H2-Receptor antagonists, Clonidine and Reserpine may lead to either potentiation or weakening of the blood sugar-lowering effect.

Beta-blockers decrease glucose tolerance. In patients with diabetes mellitus, this may lead to deterioration of metabolic control. In addition, β-blockers may increase the tendency to hypoglycemia (due to impaired counter-regulation).

Under the influence of sympatholytic drugs e.g., β-blockers, Clonidine, Guanethidine and Reserpine, the signs of adrenergic counter-regulation to hypoglycemia may be reduced or absent.

Both acute and chronic alcohol intake may potentiate or weaken the blood sugar-lowering action of Glimepiride unpredictably.

The effect of Coumarin derivatives may be potentiated or weakened.



Hypoglycemia : As a result of the blood sugar-lowering action of Glimepiride, hypoglycemia may occur and may also be prolonged. Possible symptoms of hypoglycemia include headache, ravenous hunger, nausea, vomiting, lassitude, sleepiness, disordered sleep, restlessness, aggressiveness, impaired concentration, alertness and reactions, depression, confusion, difficulty in speaking and even speech loss, visual disorders, tremor, pareses, sensory disturbances, dizziness, helplessness, loss of self-control, delirium, cerebral convulsions, somnolence and loss of consciousness up to and including coma, shallow respiration and slow heart rate (bradycardia). In addition, signs of adrenergic counter-regulation may be present such as sweating, clammy skin, anxiety, rapid heart rate (tachycardia), hypertension, palpitations, angina pectoris and cardiac arrhythmias. The clinical picture of a severe hypoglycemic attack may resemble that of a stroke. The symptoms of hypoglycemia nearly always subside when hypoglycemia is corrected.

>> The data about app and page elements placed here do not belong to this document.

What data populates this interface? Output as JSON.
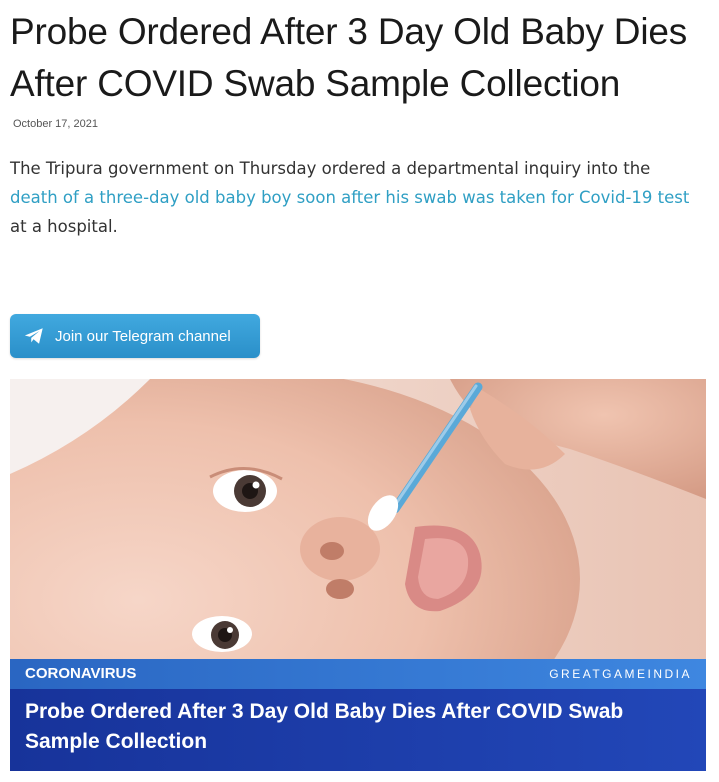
{
  "article": {
    "headline": "Probe Ordered After 3 Day Old Baby Dies After COVID Swab Sample Collection",
    "date": "October 17, 2021",
    "lead": {
      "before_link": "The Tripura government on Thursday ordered a departmental inquiry into the ",
      "link_text": "death of a three-day old baby boy soon after his swab was taken for Covid-19 test",
      "after_link": " at a hospital."
    }
  },
  "telegram_button": {
    "label": "Join our Telegram channel",
    "icon": "paper-plane-icon"
  },
  "hero_image": {
    "category": "CORONAVIRUS",
    "brand": "GREATGAMEINDIA",
    "caption_title": "Probe Ordered After 3 Day Old Baby Dies After COVID Swab Sample Collection"
  },
  "colors": {
    "link": "#2f9fc4",
    "telegram_button": "#35a0d8",
    "banner_top": "#3276d0",
    "banner_bottom": "#1d3ea8"
  }
}
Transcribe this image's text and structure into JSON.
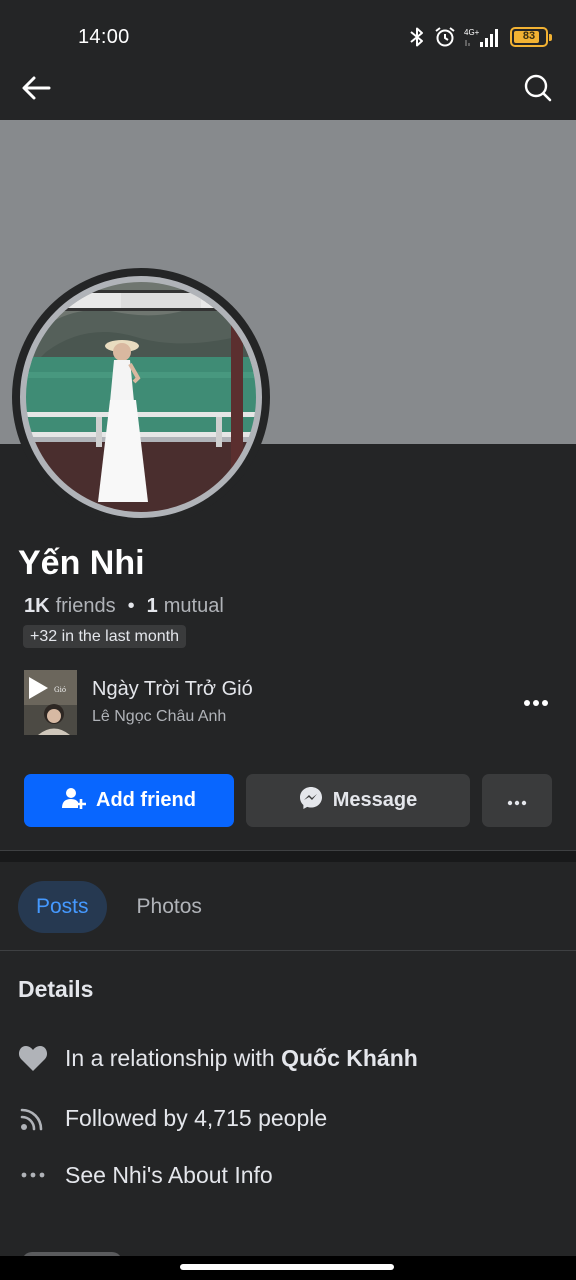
{
  "status_bar": {
    "time": "14:00",
    "network": "4G+",
    "battery_level": "83",
    "battery_fraction": 0.83,
    "icons": [
      "bluetooth-icon",
      "alarm-icon",
      "signal-icon",
      "battery-icon"
    ]
  },
  "nav": {
    "back_icon": "arrow-left-icon",
    "search_icon": "search-icon"
  },
  "profile": {
    "name": "Yến Nhi",
    "friends_count": "1K",
    "friends_label": "friends",
    "mutual_count": "1",
    "mutual_label": "mutual",
    "growth": "+32 in the last month"
  },
  "music": {
    "title": "Ngày Trời Trở Gió",
    "artist": "Lê Ngọc Châu Anh"
  },
  "actions": {
    "add_friend": "Add friend",
    "message": "Message"
  },
  "tabs": [
    {
      "label": "Posts",
      "active": true
    },
    {
      "label": "Photos",
      "active": false
    }
  ],
  "details": {
    "title": "Details",
    "relationship_prefix": "In a relationship with",
    "relationship_partner": "Quốc Khánh",
    "followed_by": "Followed by 4,715 people",
    "about_link": "See Nhi's About Info"
  },
  "colors": {
    "background": "#242526",
    "accent": "#0866ff",
    "tab_active_bg": "#263951",
    "tab_active_text": "#4599ff",
    "battery": "#f2b233"
  }
}
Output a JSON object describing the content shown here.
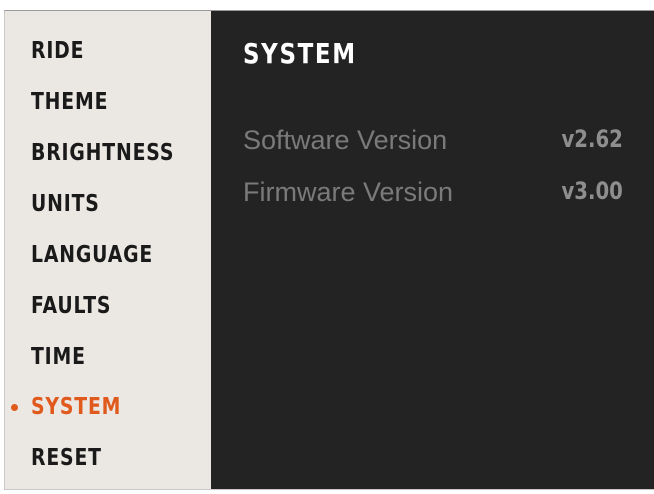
{
  "colors": {
    "sidebar_bg": "#ebe8e3",
    "content_bg": "#232323",
    "accent": "#e05a1d",
    "menu_text": "#1a1a1a",
    "info_text": "#7a7a7a"
  },
  "sidebar": {
    "active_index": 7,
    "items": [
      {
        "label": "RIDE"
      },
      {
        "label": "THEME"
      },
      {
        "label": "BRIGHTNESS"
      },
      {
        "label": "UNITS"
      },
      {
        "label": "LANGUAGE"
      },
      {
        "label": "FAULTS"
      },
      {
        "label": "TIME"
      },
      {
        "label": "SYSTEM"
      },
      {
        "label": "RESET"
      }
    ]
  },
  "main": {
    "title": "SYSTEM",
    "rows": [
      {
        "label": "Software Version",
        "value": "v2.62"
      },
      {
        "label": "Firmware Version",
        "value": "v3.00"
      }
    ]
  }
}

Eyes : Especially at the start of treatment, temporary visual impairment may occur due to the change in blood sugar levels.

Digestive tract : Occasionally, gastrointestinal symptoms may occur e.g., nausea, vomiting, sensations of pressure or fullness in the epigastrium, abdominal pain and diarrhea.

In rare cases, liver enzyme levels may increase. In isolated cases, impairment of liver function (e.g., with cholestasis and jaundice) and hepatitis may develop, leading to liver failure.

Blood : Severe changes in blood picture may occur : Rarely, thrombocytopenia and in isolated cases, leucopenia, haemolytic anaemia or e.g., erythrocytopenia, granulocytopenia, agranulocytosis and pancytopenia (e.g., due to myelosuppression) may develop.

Others : Occasionally, allergic or pseudoallergic reactions may occur e.g., itching, urticaria or rashes (e.g., erythema, morbilliform or maculopapular eruptions), if skin reactions persist, Glimepiride should be discontinued. Such reactions may be mild, but also may become more serious and may be accompanied by dyspnoea and a fall in blood pressure, sometimes progressing to shock. If urticaria occurs, a physician must be notified immediately.

In isolated cases, a decrease in serum, inflammation of blood vessels (allergic vasculitis) and hypersensitivity of the skin to light may occur.

Consult the physician if any of the adverse effects listed previously or any other undesired effects or unexpected changes occur.

Since some adverse effects (e.g., severe hypoglycemia, certain changes in blood picture, severe allergic or pseudoallergic reactions or liver failure) may under certain circumstances, become life-threatening, it is essential that, if sudden or severe reactions do occur, inform a physician at once and on no account, continue taking the drug without a physician’s express guidance.

Further to the above-mentioned adverse effects of Glimepiride, the following events have been reported with Sulphonylureas : Porphyria cutanea tarda, hepatic porphyria reaction, disulfiram-like reaction, syndrome of inappropriate antidiuretic hormone (SIADH) secretion. It has been suggested that these Sulphonylureas may augment the peripheral action of ADH and/or increase the release of ADH.



Glimepiride Tablet 3 mg Box, 10 blisters @ 10 tablets Reg. No. GKL0802340210C1







Manufactured by :


Sidoarjo – Indonesia